Though there were no reports of injuries, several buildings were damaged said Cushing Fire Department as reported by ABC News. People in Tulsa said that they felt a strong jolt from the earthquake that centered 2 miles (3.2 km) west of Cushing, a small city about 50 miles west of Tulsa.

It was reported that the quake is one of the strong tremors that is felt in Oklahoma recently. The quake is also suspected to be part of a flurry of seismic activity linked to energy production by experts. This recent production work has become an increasing concern among the people of the region because of its negative impacts.

According to reports, scientists believe that some earthquakes in the region are occurring due to extensive oil and gas work underground which, according to them, alter pressure points and cause shifts in the earth.

The epicentre of the earthquake, Cushing, is the hub for crude oil shipments and have intersecting pipelines.

Prior to this strong earthquake, two smaller earthquakes of 3.1 magnitude and 3.6 magnitude respectively, shook the Perry and Oklahoma areas on Sunday, according to Straits Times.

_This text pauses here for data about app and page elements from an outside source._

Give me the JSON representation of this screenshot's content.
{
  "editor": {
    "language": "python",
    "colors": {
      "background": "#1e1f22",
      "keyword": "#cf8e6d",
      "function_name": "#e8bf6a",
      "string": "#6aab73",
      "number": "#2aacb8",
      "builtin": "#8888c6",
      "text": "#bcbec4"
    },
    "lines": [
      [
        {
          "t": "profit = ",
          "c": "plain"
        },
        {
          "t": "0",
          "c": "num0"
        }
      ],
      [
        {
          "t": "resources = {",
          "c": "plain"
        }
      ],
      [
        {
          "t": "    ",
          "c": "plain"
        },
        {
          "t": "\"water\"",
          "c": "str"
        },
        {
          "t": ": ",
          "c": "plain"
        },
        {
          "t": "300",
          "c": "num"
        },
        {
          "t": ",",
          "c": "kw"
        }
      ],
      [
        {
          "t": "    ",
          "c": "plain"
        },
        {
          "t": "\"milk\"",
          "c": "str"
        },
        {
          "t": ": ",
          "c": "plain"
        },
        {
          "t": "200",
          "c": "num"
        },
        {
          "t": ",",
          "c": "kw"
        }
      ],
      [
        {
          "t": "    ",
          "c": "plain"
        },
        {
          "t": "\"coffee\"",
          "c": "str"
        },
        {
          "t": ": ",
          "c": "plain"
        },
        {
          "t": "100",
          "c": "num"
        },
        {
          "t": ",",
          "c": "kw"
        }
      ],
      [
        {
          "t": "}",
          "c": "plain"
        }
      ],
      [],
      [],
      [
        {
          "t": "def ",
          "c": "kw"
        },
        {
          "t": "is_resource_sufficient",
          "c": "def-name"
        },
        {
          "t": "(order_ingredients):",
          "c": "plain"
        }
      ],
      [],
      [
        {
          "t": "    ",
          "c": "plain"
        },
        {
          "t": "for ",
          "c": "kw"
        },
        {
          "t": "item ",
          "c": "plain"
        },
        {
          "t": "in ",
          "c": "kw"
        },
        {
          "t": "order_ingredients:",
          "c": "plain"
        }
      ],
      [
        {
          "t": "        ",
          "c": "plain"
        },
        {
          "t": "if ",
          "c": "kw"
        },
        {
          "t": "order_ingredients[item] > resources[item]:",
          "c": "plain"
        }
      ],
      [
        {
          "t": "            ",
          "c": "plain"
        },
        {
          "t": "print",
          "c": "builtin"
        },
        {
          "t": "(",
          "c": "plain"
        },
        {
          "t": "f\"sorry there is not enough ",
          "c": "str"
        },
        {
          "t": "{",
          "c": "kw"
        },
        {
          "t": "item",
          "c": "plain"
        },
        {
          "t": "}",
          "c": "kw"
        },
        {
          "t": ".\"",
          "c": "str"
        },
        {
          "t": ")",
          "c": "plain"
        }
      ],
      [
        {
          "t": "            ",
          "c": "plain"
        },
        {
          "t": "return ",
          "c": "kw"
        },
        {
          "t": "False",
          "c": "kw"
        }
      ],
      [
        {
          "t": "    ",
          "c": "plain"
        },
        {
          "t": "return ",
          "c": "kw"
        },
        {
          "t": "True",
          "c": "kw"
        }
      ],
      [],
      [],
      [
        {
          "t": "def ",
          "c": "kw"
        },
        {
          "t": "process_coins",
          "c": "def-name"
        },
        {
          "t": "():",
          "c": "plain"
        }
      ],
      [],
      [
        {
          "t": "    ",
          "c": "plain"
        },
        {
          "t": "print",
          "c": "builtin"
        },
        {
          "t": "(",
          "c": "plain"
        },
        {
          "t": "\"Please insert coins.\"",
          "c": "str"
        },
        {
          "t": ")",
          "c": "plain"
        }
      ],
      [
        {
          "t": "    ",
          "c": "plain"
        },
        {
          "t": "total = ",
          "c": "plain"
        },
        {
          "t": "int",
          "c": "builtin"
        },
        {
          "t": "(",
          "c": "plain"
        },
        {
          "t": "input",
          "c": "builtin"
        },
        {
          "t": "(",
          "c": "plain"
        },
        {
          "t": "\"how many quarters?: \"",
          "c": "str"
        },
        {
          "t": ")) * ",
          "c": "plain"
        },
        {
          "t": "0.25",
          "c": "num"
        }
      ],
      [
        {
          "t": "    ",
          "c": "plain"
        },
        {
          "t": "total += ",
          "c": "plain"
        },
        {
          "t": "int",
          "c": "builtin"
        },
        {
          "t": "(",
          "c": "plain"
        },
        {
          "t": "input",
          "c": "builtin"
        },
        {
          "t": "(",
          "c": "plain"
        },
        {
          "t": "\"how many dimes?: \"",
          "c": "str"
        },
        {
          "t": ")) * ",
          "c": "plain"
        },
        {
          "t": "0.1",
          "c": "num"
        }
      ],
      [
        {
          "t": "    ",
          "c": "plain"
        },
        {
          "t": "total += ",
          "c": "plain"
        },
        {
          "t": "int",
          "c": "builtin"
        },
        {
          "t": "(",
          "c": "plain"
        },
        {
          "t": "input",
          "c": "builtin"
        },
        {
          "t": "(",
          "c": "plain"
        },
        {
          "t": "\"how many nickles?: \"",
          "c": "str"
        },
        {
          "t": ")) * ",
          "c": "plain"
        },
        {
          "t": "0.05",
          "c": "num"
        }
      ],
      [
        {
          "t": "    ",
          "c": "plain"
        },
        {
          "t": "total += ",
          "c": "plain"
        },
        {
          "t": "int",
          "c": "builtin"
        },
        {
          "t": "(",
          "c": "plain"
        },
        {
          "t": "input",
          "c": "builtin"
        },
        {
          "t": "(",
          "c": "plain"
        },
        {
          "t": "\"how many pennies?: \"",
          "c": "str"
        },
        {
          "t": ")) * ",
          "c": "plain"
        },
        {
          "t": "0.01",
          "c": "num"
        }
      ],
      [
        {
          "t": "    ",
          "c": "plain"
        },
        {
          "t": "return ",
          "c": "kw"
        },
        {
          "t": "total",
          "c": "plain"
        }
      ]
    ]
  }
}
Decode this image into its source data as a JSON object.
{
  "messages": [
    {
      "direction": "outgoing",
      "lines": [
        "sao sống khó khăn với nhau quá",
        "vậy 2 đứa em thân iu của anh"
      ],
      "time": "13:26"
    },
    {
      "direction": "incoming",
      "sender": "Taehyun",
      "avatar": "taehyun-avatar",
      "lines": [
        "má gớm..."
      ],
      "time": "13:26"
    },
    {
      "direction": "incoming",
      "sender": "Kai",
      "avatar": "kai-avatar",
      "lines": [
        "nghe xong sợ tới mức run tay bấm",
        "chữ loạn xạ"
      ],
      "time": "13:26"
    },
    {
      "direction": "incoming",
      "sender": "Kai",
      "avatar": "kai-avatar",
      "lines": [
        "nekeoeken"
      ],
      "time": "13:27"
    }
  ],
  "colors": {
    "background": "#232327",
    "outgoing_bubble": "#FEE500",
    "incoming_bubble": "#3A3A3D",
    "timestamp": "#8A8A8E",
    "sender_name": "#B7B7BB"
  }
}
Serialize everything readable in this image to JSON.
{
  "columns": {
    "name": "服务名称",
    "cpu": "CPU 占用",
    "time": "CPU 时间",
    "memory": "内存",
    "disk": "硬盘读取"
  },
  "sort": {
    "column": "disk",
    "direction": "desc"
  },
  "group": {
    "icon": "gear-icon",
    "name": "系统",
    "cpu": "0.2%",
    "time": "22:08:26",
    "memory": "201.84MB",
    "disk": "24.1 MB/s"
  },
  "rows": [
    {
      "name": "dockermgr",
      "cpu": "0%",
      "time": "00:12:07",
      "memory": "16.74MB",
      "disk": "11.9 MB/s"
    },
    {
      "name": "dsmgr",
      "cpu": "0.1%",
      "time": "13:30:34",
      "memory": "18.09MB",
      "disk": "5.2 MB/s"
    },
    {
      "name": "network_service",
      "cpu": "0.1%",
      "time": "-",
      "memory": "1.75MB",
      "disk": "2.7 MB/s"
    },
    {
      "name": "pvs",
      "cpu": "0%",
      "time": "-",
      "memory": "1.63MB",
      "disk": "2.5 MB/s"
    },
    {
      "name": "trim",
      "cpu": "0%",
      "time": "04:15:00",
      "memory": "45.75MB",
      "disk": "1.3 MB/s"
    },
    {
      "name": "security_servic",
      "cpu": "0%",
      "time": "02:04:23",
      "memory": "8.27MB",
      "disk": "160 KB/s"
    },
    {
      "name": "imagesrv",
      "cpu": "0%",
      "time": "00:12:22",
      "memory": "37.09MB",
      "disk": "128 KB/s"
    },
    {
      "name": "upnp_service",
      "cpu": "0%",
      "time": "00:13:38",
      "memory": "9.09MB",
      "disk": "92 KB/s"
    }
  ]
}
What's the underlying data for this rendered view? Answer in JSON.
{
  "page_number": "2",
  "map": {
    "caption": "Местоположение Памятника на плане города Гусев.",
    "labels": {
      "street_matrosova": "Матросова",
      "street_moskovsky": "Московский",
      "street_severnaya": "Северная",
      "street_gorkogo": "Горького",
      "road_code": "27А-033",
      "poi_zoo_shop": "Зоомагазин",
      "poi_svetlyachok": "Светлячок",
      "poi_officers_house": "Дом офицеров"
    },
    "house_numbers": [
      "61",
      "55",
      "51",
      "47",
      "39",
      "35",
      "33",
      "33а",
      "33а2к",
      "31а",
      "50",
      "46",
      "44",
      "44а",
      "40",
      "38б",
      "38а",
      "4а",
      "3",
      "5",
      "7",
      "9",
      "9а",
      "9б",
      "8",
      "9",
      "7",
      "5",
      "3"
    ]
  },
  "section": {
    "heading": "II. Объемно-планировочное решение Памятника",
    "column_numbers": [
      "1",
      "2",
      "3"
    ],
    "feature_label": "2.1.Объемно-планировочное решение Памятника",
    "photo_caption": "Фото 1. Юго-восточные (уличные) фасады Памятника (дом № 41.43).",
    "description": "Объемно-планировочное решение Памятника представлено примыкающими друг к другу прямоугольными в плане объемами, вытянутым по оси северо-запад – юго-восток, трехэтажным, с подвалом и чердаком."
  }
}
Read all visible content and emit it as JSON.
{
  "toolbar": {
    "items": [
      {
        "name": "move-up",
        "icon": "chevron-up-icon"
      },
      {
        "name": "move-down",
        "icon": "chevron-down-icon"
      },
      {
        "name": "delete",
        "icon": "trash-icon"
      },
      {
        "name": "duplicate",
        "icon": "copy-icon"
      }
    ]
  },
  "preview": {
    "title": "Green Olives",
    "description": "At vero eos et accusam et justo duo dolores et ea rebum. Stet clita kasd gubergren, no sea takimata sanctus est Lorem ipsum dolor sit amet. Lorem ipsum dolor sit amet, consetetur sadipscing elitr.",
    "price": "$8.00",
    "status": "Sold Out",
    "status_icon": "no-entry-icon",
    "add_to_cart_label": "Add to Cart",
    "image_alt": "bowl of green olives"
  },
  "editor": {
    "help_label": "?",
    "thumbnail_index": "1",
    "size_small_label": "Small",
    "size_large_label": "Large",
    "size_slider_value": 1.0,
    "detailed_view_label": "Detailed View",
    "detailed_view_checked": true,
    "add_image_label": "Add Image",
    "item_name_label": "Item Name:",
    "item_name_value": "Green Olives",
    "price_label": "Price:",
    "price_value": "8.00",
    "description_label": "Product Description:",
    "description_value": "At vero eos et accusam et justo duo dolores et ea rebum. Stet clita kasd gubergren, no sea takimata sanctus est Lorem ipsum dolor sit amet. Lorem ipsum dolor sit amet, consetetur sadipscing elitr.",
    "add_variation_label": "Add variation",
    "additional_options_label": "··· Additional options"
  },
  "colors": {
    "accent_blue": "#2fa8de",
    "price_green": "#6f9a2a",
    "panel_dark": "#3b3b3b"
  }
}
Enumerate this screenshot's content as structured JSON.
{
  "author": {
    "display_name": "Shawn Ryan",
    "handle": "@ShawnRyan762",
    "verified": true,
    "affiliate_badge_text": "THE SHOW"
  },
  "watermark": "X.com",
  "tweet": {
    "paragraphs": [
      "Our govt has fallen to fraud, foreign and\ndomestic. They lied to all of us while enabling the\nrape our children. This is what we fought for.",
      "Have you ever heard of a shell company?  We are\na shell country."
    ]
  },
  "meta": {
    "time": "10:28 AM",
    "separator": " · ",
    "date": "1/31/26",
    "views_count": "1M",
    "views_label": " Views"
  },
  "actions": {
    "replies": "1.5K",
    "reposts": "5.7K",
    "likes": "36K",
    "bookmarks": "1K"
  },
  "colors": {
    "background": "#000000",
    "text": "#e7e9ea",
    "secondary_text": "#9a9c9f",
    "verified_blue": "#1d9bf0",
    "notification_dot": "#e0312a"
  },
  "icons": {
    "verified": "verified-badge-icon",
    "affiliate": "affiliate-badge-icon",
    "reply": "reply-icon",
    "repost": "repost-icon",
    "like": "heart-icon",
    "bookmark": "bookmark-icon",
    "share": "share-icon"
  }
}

In September, a massive earthquake of 5.6 magnitude shook the Oklahoma region. A state of emergency was declared after the tremors were felt as far as Chicago.